Note: The folder structure is very critical in the post build event.

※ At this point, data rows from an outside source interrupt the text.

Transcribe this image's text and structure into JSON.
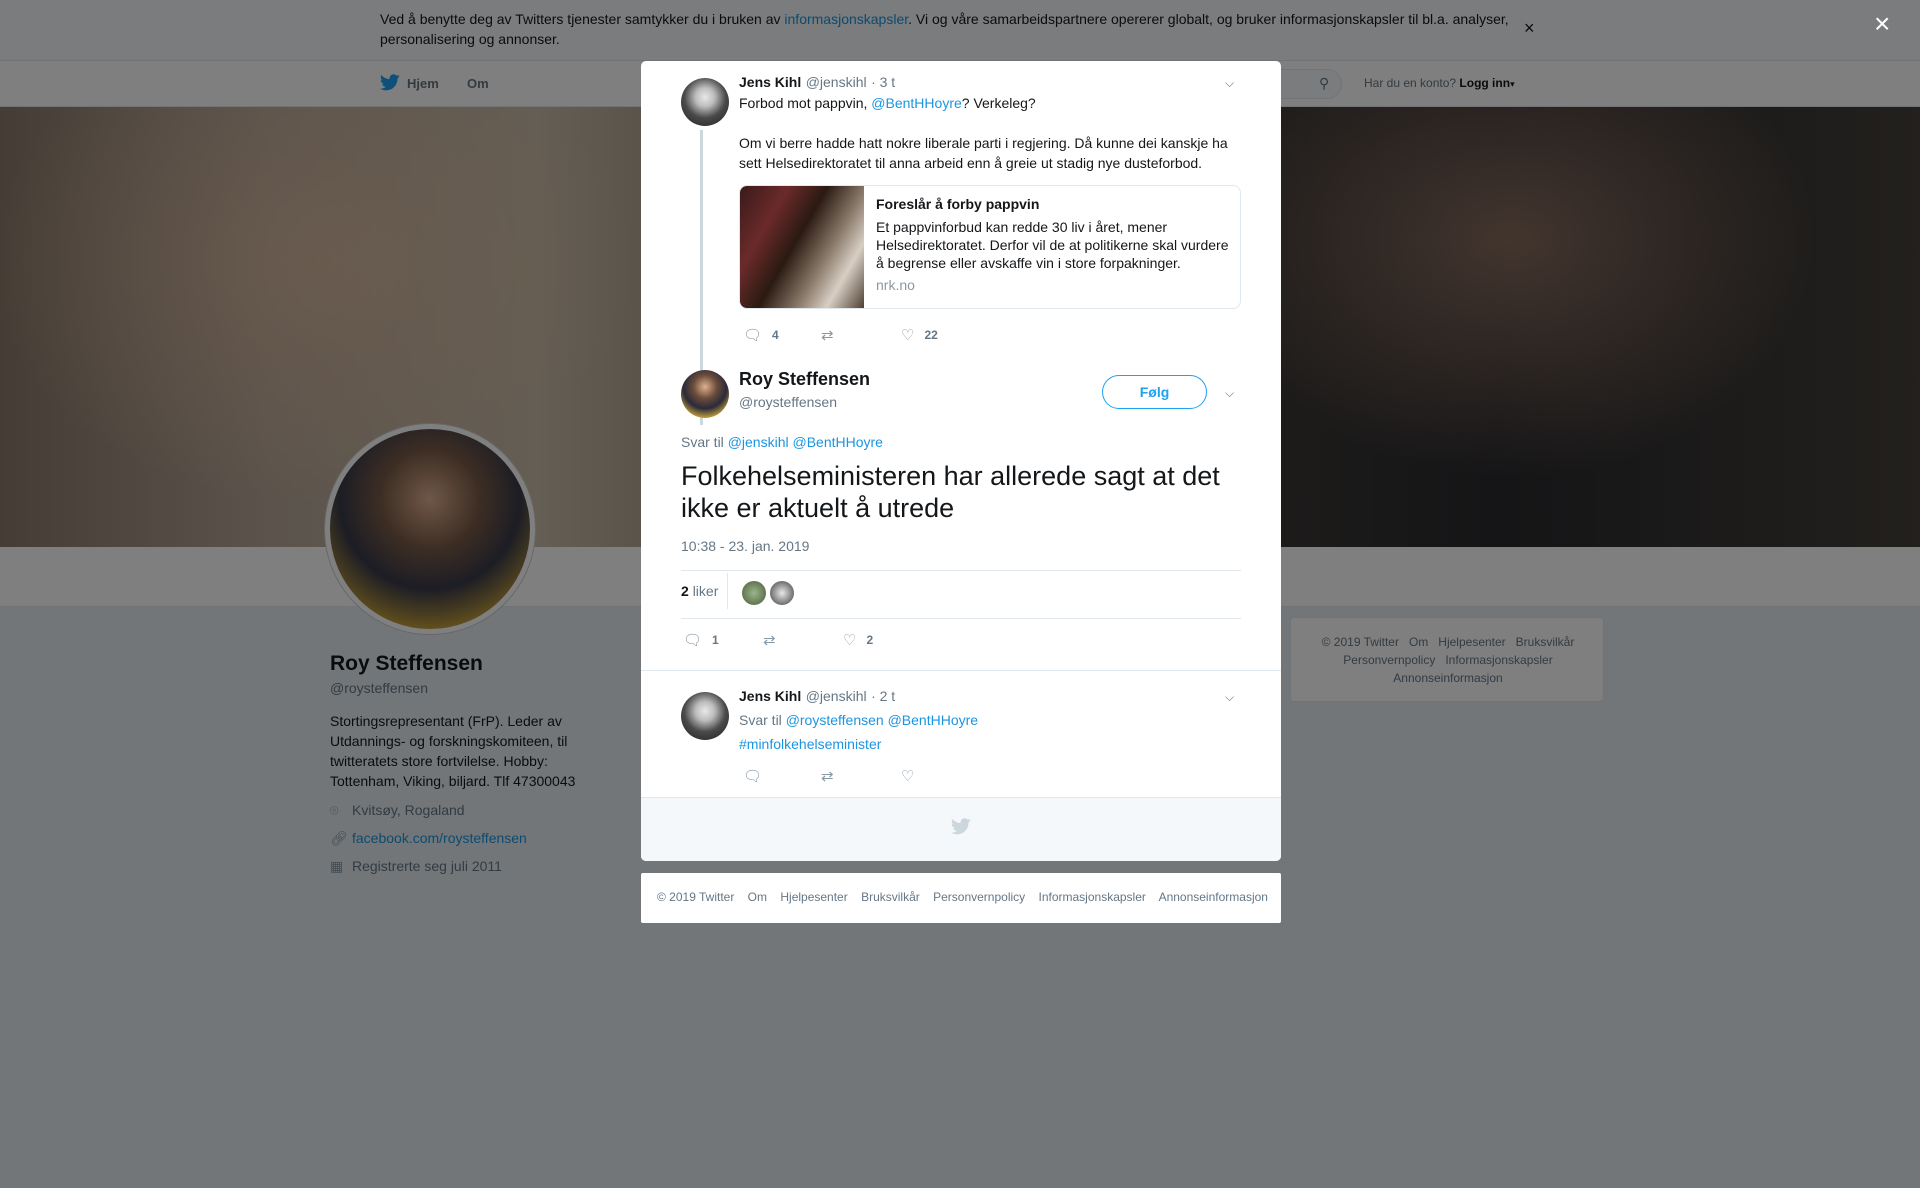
{
  "cookie_bar": {
    "text_before": "Ved å benytte deg av Twitters tjenester samtykker du i bruken av ",
    "link": "informasjonskapsler",
    "text_after": ". Vi og våre samarbeidspartnere opererer globalt, og bruker informasjonskapsler til bl.a. analyser, personalisering og annonser.",
    "close": "×"
  },
  "topnav": {
    "home": "Hjem",
    "about": "Om",
    "account_question": "Har du en konto?",
    "login": "Logg inn"
  },
  "profile": {
    "name": "Roy Steffensen",
    "handle": "@roysteffensen",
    "bio": "Stortingsrepresentant (FrP). Leder av Utdannings- og forskningskomiteen, til twitteratets store fortvilelse. Hobby: Tottenham, Viking, biljard. Tlf 47300043",
    "location": "Kvitsøy, Rogaland",
    "website": "facebook.com/roysteffensen",
    "joined": "Registrerte seg juli 2011"
  },
  "right_footer": {
    "line1": [
      "© 2019 Twitter",
      "Om",
      "Hjelpesenter",
      "Bruksvilkår"
    ],
    "line2": [
      "Personvernpolicy",
      "Informasjonskapsler"
    ],
    "line3": [
      "Annonseinformasjon"
    ]
  },
  "overlay_close": "×",
  "modal": {
    "parent_tweet": {
      "name": "Jens Kihl",
      "handle": "@jenskihl",
      "time": "· 3 t",
      "text_line1_before": "Forbod mot pappvin, ",
      "text_line1_mention": "@BentHHoyre",
      "text_line1_after": "? Verkeleg?",
      "text_para2": "Om vi berre hadde hatt nokre liberale parti i regjering. Då kunne dei kanskje ha sett Helsedirektoratet til anna arbeid enn å greie ut stadig nye dusteforbod.",
      "card": {
        "title": "Foreslår å forby pappvin",
        "description": "Et pappvinforbud kan redde 30 liv i året, mener Helsedirektoratet. Derfor vil de at politikerne skal vurdere å begrense eller avskaffe vin i store forpakninger.",
        "domain": "nrk.no"
      },
      "replies": "4",
      "retweets": "",
      "likes": "22"
    },
    "main_tweet": {
      "name": "Roy Steffensen",
      "handle": "@roysteffensen",
      "follow": "Følg",
      "reply_to_label": "Svar til",
      "reply_to_mentions": "@jenskihl @BentHHoyre",
      "text": "Folkehelseministeren har allerede sagt at det ikke er aktuelt å utrede",
      "timestamp": "10:38 - 23. jan. 2019",
      "likes_count": "2",
      "likes_label": "liker",
      "replies": "1",
      "retweets": "",
      "likes": "2"
    },
    "reply_tweet": {
      "name": "Jens Kihl",
      "handle": "@jenskihl",
      "time": "· 2 t",
      "reply_to_label": "Svar til",
      "reply_to_mentions": "@roysteffensen @BentHHoyre",
      "hashtag": "#minfolkehelseminister"
    }
  },
  "modal_footer": [
    "© 2019 Twitter",
    "Om",
    "Hjelpesenter",
    "Bruksvilkår",
    "Personvernpolicy",
    "Informasjonskapsler",
    "Annonseinformasjon"
  ],
  "colors": {
    "accent": "#1da1f2",
    "link": "#1b95e0",
    "overlay": "rgba(0,0,0,0.5)"
  },
  "icons": [
    "twitter-bird-icon",
    "search-icon",
    "caret-down-icon",
    "location-icon",
    "link-icon",
    "calendar-icon",
    "reply-icon",
    "retweet-icon",
    "heart-icon",
    "chevron-down-icon",
    "close-icon"
  ]
}
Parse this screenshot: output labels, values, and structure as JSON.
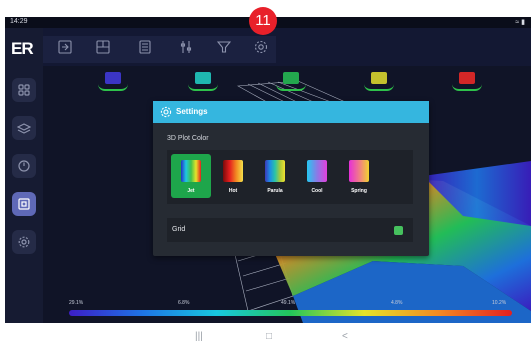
{
  "status": {
    "time": "14:29",
    "signal": "≈ ▮"
  },
  "callout_number": "11",
  "logo_text": "ER",
  "colors": {
    "accent": "#35b6df",
    "active_swatch": "#1ea64b",
    "toggle_on": "#46c15e",
    "sidebar_active": "#5f69b7"
  },
  "sidebar": {
    "items": [
      {
        "icon": "grid-icon"
      },
      {
        "icon": "layers-icon"
      },
      {
        "icon": "speed-icon"
      },
      {
        "icon": "plot-3d-icon",
        "active": true
      },
      {
        "icon": "settings-icon"
      }
    ]
  },
  "toolbar": {
    "items": [
      "import-icon",
      "layout-icon",
      "calculator-icon",
      "sliders-icon",
      "filter-icon",
      "settings-icon"
    ]
  },
  "series_chips": [
    "#3b35c6",
    "#1fb7b0",
    "#23a84e",
    "#c4c12d",
    "#d32727"
  ],
  "colorbar": {
    "ticks": [
      "29.1%",
      "6.8%",
      "49.1%",
      "4.8%",
      "10.2%"
    ]
  },
  "dialog": {
    "title": "Settings",
    "section_label": "3D Plot Color",
    "swatches": [
      {
        "label": "Jet",
        "selected": true
      },
      {
        "label": "Hot",
        "selected": false
      },
      {
        "label": "Parula",
        "selected": false
      },
      {
        "label": "Cool",
        "selected": false
      },
      {
        "label": "Spring",
        "selected": false
      }
    ],
    "grid_label": "Grid",
    "grid_enabled": true
  },
  "nav": {
    "recents": "|||",
    "home": "□",
    "back": "<"
  }
}
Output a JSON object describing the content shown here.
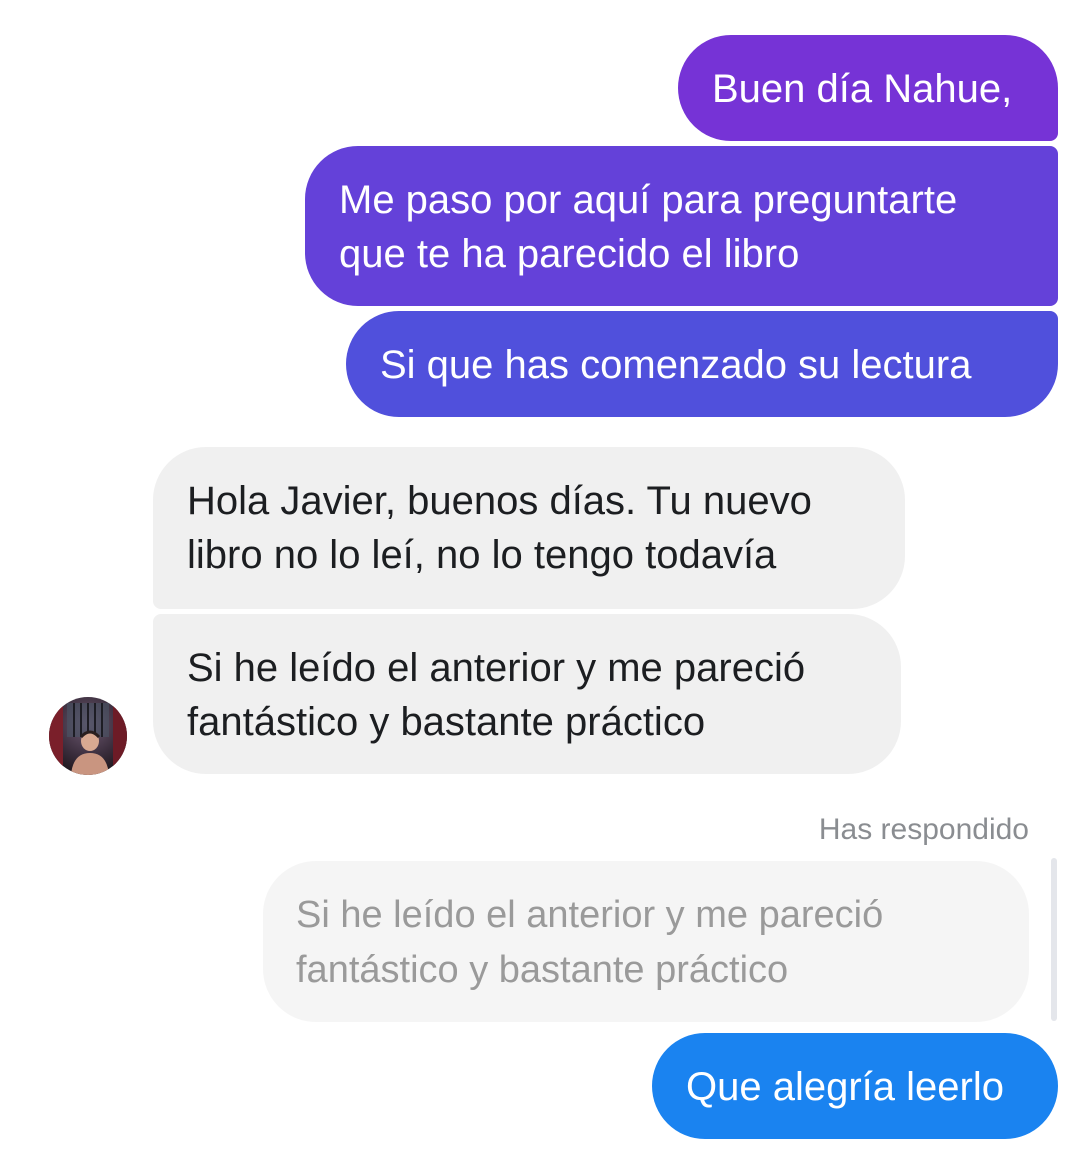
{
  "conversation": {
    "outgoing_group": [
      {
        "lines": [
          "Buen día Nahue,"
        ]
      },
      {
        "lines": [
          "Me paso por aquí para preguntarte",
          "que te ha parecido el libro"
        ]
      },
      {
        "lines": [
          "Si que has comenzado su lectura"
        ]
      }
    ],
    "incoming_group": [
      {
        "lines": [
          "Hola Javier, buenos días. Tu nuevo",
          "libro no lo leí, no lo tengo todavía"
        ]
      },
      {
        "lines": [
          "Si he leído el anterior y me pareció",
          "fantástico y bastante práctico"
        ]
      }
    ],
    "reply": {
      "label": "Has respondido",
      "quoted_lines": [
        "Si he leído el anterior y me pareció",
        "fantástico y bastante práctico"
      ],
      "message": "Que alegría leerlo"
    }
  },
  "colors": {
    "outgoing_gradient": [
      "#7633d6",
      "#6441d9",
      "#5050dc"
    ],
    "reply_bubble": "#1a83f0",
    "incoming_bubble": "#f0f0f0"
  }
}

Make sure you follow the steps precisely or you can customize the post build event so that it can work on the folder structure that you desire. 

Proxy
This project will generate a dll which we will register later on using regsvr32.

1. Right click on the Proxy project from the solution explorer
2. Click on Add\Existing items
3. Add the files that was generated by the Server (Dlldata.c, Server.h, Server_i.c, Server_p.c)
4. Build the proxy project
6. It will generate the proxy dll in the {SolutionFolder}\Debug

Register
1. Open the command prompt
2. Go to the {SolutionFolder}\Debug
3. Enter the following command:
icacls . /T /grant “ALL APPLICATION PACKAGES”:RX
4. Register the dll by entering:
Regsvr32 Proxy.dll

Client
This is the side-loaded universal windows app.

1. Right click on the package.appmanifest, then click “View Code”
2. Scroll down to the Extension tag
3. In the ActivatableClass tag, type in the fully qualified name of the server class (i.e Server.BrokeredComponen1) in the ActivatableClassId attribute
4. In the ActivatableClassAttribute tag type in the path to the {SolutionFolder}\Debug or anywhere where the proxy together with the .winmd file is in. By default it will be generated in the {SolutionFolder}\Debug.
5. Right click on the Project then add reference then click browse and then go to {Server Project Folder}\bin\Debug\reference\Server.winmd file.
6. You can now create an instance of the class (BrokeredComponent1) in the client project.

Conclusion
The idea of the brokered component is to generate a reference file (.winmd) that we can reference in the UWP, an implementation file (.winmd) and a proxy dll that will be registered to the system. The implementation winmd file should be in the folder where the proxy.dll file is and the reference\Server.winmd should be the one that we reference in the client project. I have created some project templates to skip the project files configuration steps that you can see in the white paper.

Brokered component cannot be submitted to the windows store. It won’t even pass the local certification process using the Windows Application Certification Kit. You can install the app by sideloading. I’m trying to figure out a good way to deploy sideloaded apps to other devices. I’ll be discussing it on my next post.

References:
https://msdn.microsoft.com/en-us/library/windows/apps/dn630195.aspx

http://blogs.msdn.com/b/wsdevsol/archive/2014/04/14/cheat-sheet-for-using-brokered-windows-runtime-components-for-side-loaded-windows-store-apps.aspx

Update:

You can now download the latest version of the Templates that includes the Brokered Component Starter Kit.